By Emma Weisberg
Something I just could not get over when reading “Unveiling Imperialism: Media, Gender, and the War on Afghanistan,” was the United States’ constant depiction of itself as a war hero and the resulting romanticism that diminishes the realities of violence and destruction during wartime. For instance, when discussing the US depiction of violence against women in Afghanistan, Stabile and Kumar mention the logic of the protection scenario, ‘established through three categories that stand in unstable conjunction with one another: the protected or victim (the person violated by the villain); the threat or villain (the person who attacks the victim); and the protector or hero (the person who protects or rescues the victim or promises such aid’ (770). To justify going to war with Afghanistan, the United States claimed that the Taliban was a villainous power structure oppressing women, the targeted victims of violence and denial of human rights. However, this claim is vastly simplifying the truth of the situation: Afghani women’s rights had been violated long before the Taliban went into power. However, while the United States had influence on the mujahideen leaders—who were in power before the Taliban—our nation decided to turn its head from the daily sufferings occurring in Afghanistan. To put it bluntly, the United States only decided to help these women when we could profit from it. I found these facts to be incredibly sickening, and it has made me look at our government and military in a completely different light.

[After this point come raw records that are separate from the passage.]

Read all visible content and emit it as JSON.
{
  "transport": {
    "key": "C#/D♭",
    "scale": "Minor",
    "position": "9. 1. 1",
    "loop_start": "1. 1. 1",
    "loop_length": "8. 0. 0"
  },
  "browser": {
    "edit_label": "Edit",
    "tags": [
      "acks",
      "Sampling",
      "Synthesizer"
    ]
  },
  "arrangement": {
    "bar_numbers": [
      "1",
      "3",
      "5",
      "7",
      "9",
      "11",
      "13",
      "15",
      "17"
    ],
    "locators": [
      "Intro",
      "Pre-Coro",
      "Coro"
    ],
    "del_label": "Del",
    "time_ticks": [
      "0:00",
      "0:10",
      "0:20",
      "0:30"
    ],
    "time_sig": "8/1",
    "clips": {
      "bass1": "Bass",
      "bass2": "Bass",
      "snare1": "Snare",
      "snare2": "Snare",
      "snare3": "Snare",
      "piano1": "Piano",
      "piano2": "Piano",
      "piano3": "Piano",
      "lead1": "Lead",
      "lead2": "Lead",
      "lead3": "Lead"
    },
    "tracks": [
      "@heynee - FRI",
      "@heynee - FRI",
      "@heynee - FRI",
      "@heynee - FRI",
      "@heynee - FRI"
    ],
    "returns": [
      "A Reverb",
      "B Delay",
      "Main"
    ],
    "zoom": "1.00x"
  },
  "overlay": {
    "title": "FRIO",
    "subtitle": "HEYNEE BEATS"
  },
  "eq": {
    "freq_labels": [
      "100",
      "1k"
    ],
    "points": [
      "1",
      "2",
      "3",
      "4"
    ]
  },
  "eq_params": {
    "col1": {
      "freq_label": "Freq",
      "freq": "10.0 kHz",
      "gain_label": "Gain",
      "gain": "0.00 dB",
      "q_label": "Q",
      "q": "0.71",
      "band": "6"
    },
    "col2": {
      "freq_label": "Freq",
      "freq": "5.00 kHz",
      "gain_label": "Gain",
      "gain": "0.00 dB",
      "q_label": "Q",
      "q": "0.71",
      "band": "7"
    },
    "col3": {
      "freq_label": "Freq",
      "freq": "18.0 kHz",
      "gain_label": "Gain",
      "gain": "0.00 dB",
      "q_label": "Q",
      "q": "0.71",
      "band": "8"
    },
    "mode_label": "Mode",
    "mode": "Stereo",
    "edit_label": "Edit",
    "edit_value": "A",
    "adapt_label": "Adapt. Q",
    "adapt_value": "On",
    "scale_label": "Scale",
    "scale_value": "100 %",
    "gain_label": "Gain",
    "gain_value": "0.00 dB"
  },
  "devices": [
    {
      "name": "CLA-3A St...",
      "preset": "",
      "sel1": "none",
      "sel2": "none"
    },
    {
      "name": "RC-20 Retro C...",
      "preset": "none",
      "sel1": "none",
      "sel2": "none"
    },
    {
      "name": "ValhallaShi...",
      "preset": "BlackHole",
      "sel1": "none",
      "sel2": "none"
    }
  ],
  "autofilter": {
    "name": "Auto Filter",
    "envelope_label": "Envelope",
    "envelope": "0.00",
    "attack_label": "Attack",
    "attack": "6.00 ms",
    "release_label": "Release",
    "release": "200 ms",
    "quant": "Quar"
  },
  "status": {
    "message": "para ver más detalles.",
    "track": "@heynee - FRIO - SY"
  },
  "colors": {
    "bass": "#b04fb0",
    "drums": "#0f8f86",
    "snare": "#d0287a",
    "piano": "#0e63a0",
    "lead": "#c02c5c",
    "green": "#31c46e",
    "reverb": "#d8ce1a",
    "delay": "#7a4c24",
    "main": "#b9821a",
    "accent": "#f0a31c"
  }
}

Not only does the United States romanticize war, but we also “otherize” our opponents through the Orientalist approach. This theory allows the western world to isolate ourselves from issues going on in places such as Afghanistan, while in reality we are dealing with many of the same issues in our own country. For instance, there is an “absence of coverage of issues involving women and violence in the US media in general” (777). However, when violence against women is covered on television or in the newspaper, rarely are the lethal consequences such as death revealed. In “Death by Culture,” Narayan believes this issue of invisibility of gender based violence caused death is a result of “lacking a term that ‘specifically picks them out’ from the general category of ‘domestic violence’” (95-96). This claim does make a lot of sense; if we do not have a term for an issue, how could we stand up against it? The more conversations we have with one another, the more we can understand and define our experiences and begin to raise awareness about issues such as gender-based violence.